WHAT YOU WILL DO
Copy out, exactly as given, every line from the line with "Enumerate this screenshot's" to the end of the listing, both of those lines included.

==========

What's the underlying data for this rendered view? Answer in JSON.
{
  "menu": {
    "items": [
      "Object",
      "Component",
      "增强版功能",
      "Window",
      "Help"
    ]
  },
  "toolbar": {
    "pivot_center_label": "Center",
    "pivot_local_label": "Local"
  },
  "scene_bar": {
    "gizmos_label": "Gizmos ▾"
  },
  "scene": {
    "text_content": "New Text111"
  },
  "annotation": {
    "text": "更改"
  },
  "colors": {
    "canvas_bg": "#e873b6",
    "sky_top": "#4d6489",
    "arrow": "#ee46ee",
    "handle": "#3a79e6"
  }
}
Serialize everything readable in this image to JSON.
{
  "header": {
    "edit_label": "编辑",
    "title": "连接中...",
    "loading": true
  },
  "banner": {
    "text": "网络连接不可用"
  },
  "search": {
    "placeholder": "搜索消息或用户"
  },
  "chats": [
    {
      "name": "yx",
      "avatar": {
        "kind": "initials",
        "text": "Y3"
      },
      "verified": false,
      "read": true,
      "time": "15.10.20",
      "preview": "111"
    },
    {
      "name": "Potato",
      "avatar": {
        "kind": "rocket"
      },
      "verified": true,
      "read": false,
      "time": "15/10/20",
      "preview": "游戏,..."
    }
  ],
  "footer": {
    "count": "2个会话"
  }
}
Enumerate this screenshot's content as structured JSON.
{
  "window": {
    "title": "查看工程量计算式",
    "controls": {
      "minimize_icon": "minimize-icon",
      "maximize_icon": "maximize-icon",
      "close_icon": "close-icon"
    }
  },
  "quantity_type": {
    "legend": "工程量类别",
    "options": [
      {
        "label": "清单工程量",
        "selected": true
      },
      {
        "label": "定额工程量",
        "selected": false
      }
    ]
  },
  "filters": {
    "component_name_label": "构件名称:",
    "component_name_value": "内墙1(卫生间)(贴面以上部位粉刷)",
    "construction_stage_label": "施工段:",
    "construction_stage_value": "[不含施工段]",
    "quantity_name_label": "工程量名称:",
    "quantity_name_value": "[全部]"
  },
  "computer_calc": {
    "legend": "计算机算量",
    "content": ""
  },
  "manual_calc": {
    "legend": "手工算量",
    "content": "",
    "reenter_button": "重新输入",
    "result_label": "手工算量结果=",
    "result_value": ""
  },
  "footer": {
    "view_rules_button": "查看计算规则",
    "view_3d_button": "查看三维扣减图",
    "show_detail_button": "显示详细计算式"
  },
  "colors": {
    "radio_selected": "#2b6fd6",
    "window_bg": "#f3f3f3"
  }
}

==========

RESULT FOR THIS EXERCISE
Enumerate this screenshot's content as structured JSON.
{
  "window": {
    "title": "查看工程量计算式",
    "controls": {
      "minimize_icon": "minimize-icon",
      "maximize_icon": "maximize-icon",
      "close_icon": "close-icon"
    }
  },
  "quantity_type": {
    "legend": "工程量类别",
    "options": [
      {
        "label": "清单工程量",
        "selected": true
      },
      {
        "label": "定额工程量",
        "selected": false
      }
    ]
  },
  "filters": {
    "component_name_label": "构件名称:",
    "component_name_value": "内墙1(卫生间)(贴面以上部位粉刷)",
    "construction_stage_label": "施工段:",
    "construction_stage_value": "[不含施工段]",
    "quantity_name_label": "工程量名称:",
    "quantity_name_value": "[全部]"
  },
  "computer_calc": {
    "legend": "计算机算量",
    "content": ""
  },
  "manual_calc": {
    "legend": "手工算量",
    "content": "",
    "reenter_button": "重新输入",
    "result_label": "手工算量结果=",
    "result_value": ""
  },
  "footer": {
    "view_rules_button": "查看计算规则",
    "view_3d_button": "查看三维扣减图",
    "show_detail_button": "显示详细计算式"
  },
  "colors": {
    "radio_selected": "#2b6fd6",
    "window_bg": "#f3f3f3"
  }
}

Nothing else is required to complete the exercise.